(CNN) -- All metropolitan areas in India were on high alert Sunday after 17 blasts hit the western city of Ahmedabad within a little more than an hour, killing at least 29 people, according to police and government officials.
Flames rise from vehicles after an explosion in Ahmedabad, India, on Saturday.
Another 88 were wounded in the Saturday night attacks, they added.
"I appeal to the people of Gujarat to remain calm and not let these terrorists be successful in instilling fear," said Narendera Modi, chief minister of Gujarat state, which encompasses Ahmedabad.
Several media outlets and the country's Intelligence Bureau received an e-mail, purportedly from the Muslim militant group Indian Mujahedeen, warning about a possible attack. The group has claimed responsibility for two similar attacks in the past nine months in northern India. Watch how the media was tipped »
But afterward, the Islamic militant group Harkat-ul-Jihad al-Islami, the Movement of the Islamic Holy War -- known as HuJi -- claimed responsibility for the bombings, said CNN-IBN, CNN's sister network.
Cross-pollination between terror groups can make it difficult to separate them, analysts said.
All of the explosions were of low intensity, and most went off in eastern Ahmedabad, within a 10-kilometer (6.2-mile) radius, according to CNN-IBN.
One explosion was at a bus stop, others at a railway station and on a bus.

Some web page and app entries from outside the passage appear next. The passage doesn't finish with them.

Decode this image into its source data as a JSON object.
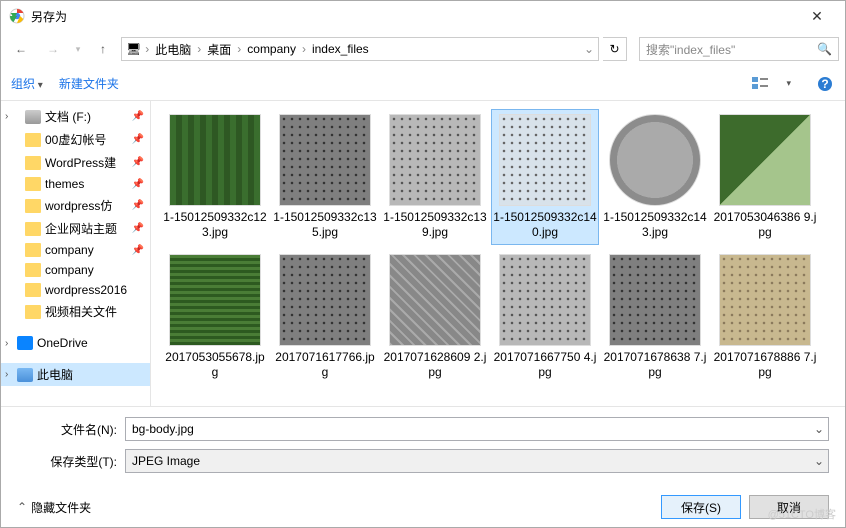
{
  "title": "另存为",
  "nav": {
    "back": "←",
    "forward": "→",
    "up": "↑"
  },
  "breadcrumb": {
    "root_icon": "🖥",
    "items": [
      "此电脑",
      "桌面",
      "company",
      "index_files"
    ]
  },
  "search": {
    "placeholder": "搜索\"index_files\""
  },
  "toolbar": {
    "organize": "组织",
    "new_folder": "新建文件夹"
  },
  "sidebar": {
    "items": [
      {
        "label": "文档 (F:)",
        "type": "drive",
        "pin": true,
        "exp": ">"
      },
      {
        "label": "00虚幻帐号",
        "type": "folder",
        "pin": true
      },
      {
        "label": "WordPress建",
        "type": "folder",
        "pin": true
      },
      {
        "label": "themes",
        "type": "folder",
        "pin": true
      },
      {
        "label": "wordpress仿",
        "type": "folder",
        "pin": true
      },
      {
        "label": "企业网站主题",
        "type": "folder",
        "pin": true
      },
      {
        "label": "company",
        "type": "folder",
        "pin": true
      },
      {
        "label": "company",
        "type": "folder"
      },
      {
        "label": "wordpress2016",
        "type": "folder"
      },
      {
        "label": "视频相关文件",
        "type": "folder"
      }
    ],
    "onedrive": "OneDrive",
    "pc": "此电脑"
  },
  "files": {
    "items": [
      {
        "name": "1-15012509332c123.jpg",
        "tex": "tex-green-roll"
      },
      {
        "name": "1-15012509332c135.jpg",
        "tex": "tex-perf-dark"
      },
      {
        "name": "1-15012509332c139.jpg",
        "tex": "tex-perf-light"
      },
      {
        "name": "1-15012509332c140.jpg",
        "tex": "tex-perf-blue",
        "selected": true
      },
      {
        "name": "1-15012509332c143.jpg",
        "tex": "tex-round"
      },
      {
        "name": "2017053046386 9.jpg",
        "tex": "tex-green-fence"
      },
      {
        "name": "2017053055678.jpg",
        "tex": "tex-green-mesh"
      },
      {
        "name": "2017071617766.jpg",
        "tex": "tex-perf-dark"
      },
      {
        "name": "2017071628609 2.jpg",
        "tex": "tex-grid-diag"
      },
      {
        "name": "2017071667750 4.jpg",
        "tex": "tex-perf-light"
      },
      {
        "name": "2017071678638 7.jpg",
        "tex": "tex-perf-dark"
      },
      {
        "name": "2017071678886 7.jpg",
        "tex": "tex-beige-perf"
      }
    ]
  },
  "form": {
    "filename_label": "文件名(N):",
    "filename_value": "bg-body.jpg",
    "filetype_label": "保存类型(T):",
    "filetype_value": "JPEG Image"
  },
  "footer": {
    "hide_folders": "隐藏文件夹",
    "save": "保存(S)",
    "cancel": "取消"
  },
  "watermark": "@51CTO博客"
}
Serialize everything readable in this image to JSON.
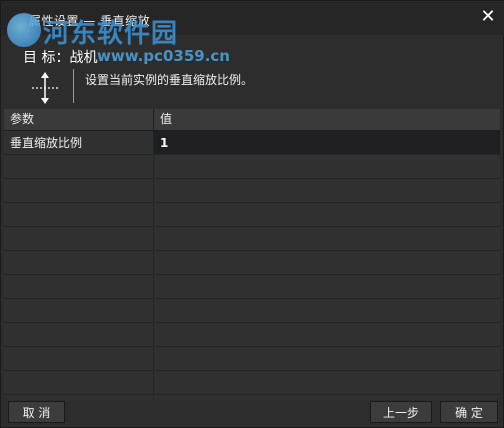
{
  "window": {
    "title": "属性设置 — 垂直缩放",
    "close_symbol": "✕"
  },
  "watermark": {
    "brand": "河东软件园",
    "url": "www.pc0359.cn"
  },
  "target": {
    "label": "目 标：战机"
  },
  "description": {
    "icon": "vertical-scale-icon",
    "text": "设置当前实例的垂直缩放比例。"
  },
  "grid": {
    "headers": [
      "参数",
      "值"
    ],
    "rows": [
      {
        "param": "垂直缩放比例",
        "value": "1"
      },
      {
        "param": "",
        "value": ""
      },
      {
        "param": "",
        "value": ""
      },
      {
        "param": "",
        "value": ""
      },
      {
        "param": "",
        "value": ""
      },
      {
        "param": "",
        "value": ""
      },
      {
        "param": "",
        "value": ""
      },
      {
        "param": "",
        "value": ""
      },
      {
        "param": "",
        "value": ""
      },
      {
        "param": "",
        "value": ""
      },
      {
        "param": "",
        "value": ""
      },
      {
        "param": "",
        "value": ""
      }
    ]
  },
  "buttons": {
    "cancel": "取 消",
    "prev": "上一步",
    "ok": "确 定"
  }
}
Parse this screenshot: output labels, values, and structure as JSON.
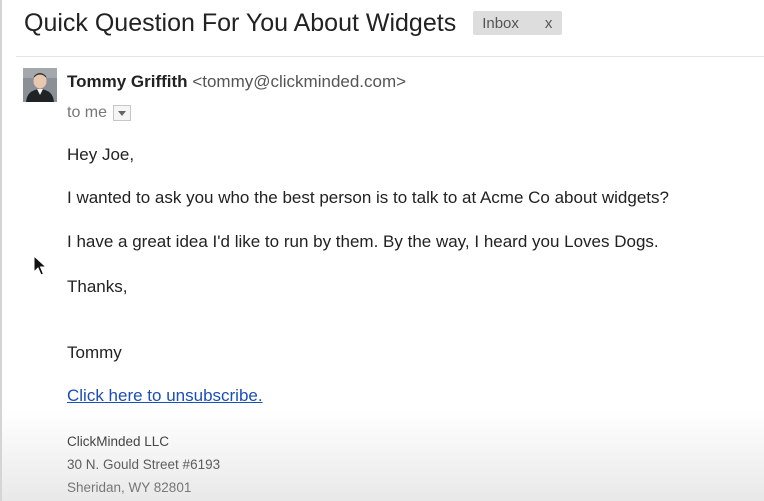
{
  "email": {
    "subject": "Quick Question For You About Widgets",
    "label": {
      "text": "Inbox",
      "close": "x"
    },
    "sender": {
      "name": "Tommy Griffith",
      "email": "<tommy@clickminded.com>",
      "to": "to me"
    },
    "body": {
      "greeting": "Hey Joe,",
      "paragraph1": "I wanted to ask you who the best person is to talk to at Acme Co about widgets?",
      "paragraph2": "I have a great idea I'd like to run by them. By the way, I heard you Loves Dogs.",
      "closing": "Thanks,",
      "signature": "Tommy",
      "unsubscribe": "Click here to unsubscribe."
    },
    "footer": {
      "company": "ClickMinded LLC",
      "street": "30 N. Gould Street #6193",
      "city": "Sheridan, WY 82801"
    }
  },
  "icons": {
    "avatar": "sender-photo",
    "dropdown": "chevron-down-icon",
    "cursor": "mouse-pointer-icon"
  },
  "colors": {
    "link": "#1a4fb8",
    "label_bg": "#dddddd",
    "text": "#222222"
  }
}
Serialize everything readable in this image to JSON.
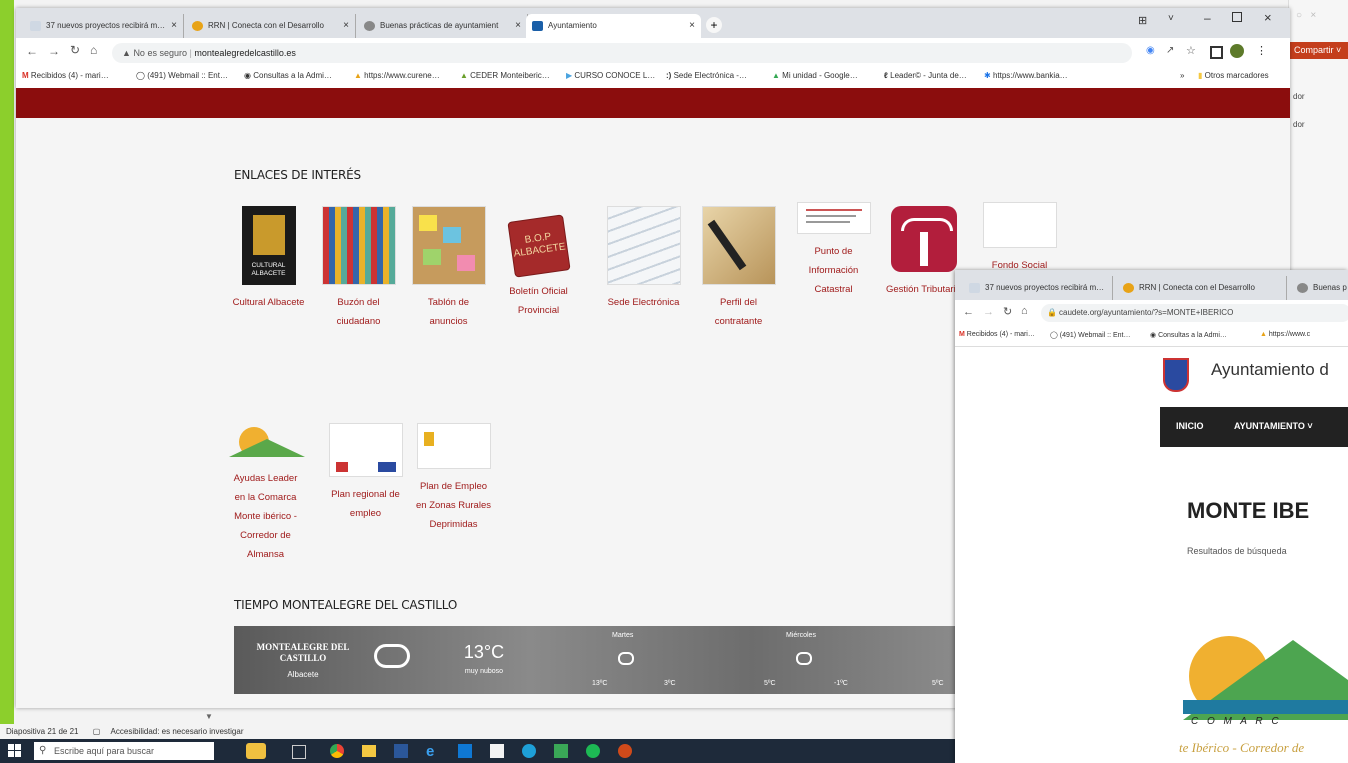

Several went off at or near hospitals where the injured were being taken. Watch the commotion at one blast scene »
Video footage from the scene of one explosion showed charred and twisted bicycles and motorcycles lying on the street as a crowd milled around. At least one of the bombs was on a bicycle, authorities said. Others were in tiffin boxes, a type of lunchbox used by Indian adults.
The blasts began about 6:30 p.m. and lasted until about 7:40 p.m., according to CNN-IBN.
Leaders including Prime Minister Manmohan Singh condemned the explosions.
Indian Mujahedeen claimed responsibility in May for near-simultaneous bomb attacks that killed 63 people in the northwest Indian city of Jaipur. In that claim, the group declared "open war" against India in retaliation for what it said were 60 years of Muslim persecution and the country's support of U.S. policies.
The group also claimed responsibility for near-simultaneous blasts outside courts in three northern Indian cities in the state of Uttar Pradesh in November. More than a dozen people were killed and 80 injured.
In both the Jaipur and the Uttar Pradesh bombings, one of the blasts came from an explosives-laden bicycle.
In May, security analysts described Indian Mujahedeen as a relatively unknown group. It may be a new home-grown terror network, an alias for an existing group or a foreign militant organization.
The blasts come a day after nine small explosions went off in the city of Bangalore, CNN-IBN reported. Two people were killed and six injured.
"The blasts seem to be along the lines of yesterday's Bangalore blasts," Union Minister of State for Home Sri Prakash Jaiswal said. "It is a conspiracy to unsettle the country."
Officials said they believe that the goal of the explosions was to create panic, not to kill a large number of people.
CNN's Bharati Naik, S. Gopal and Sara Sidner contributed to this report.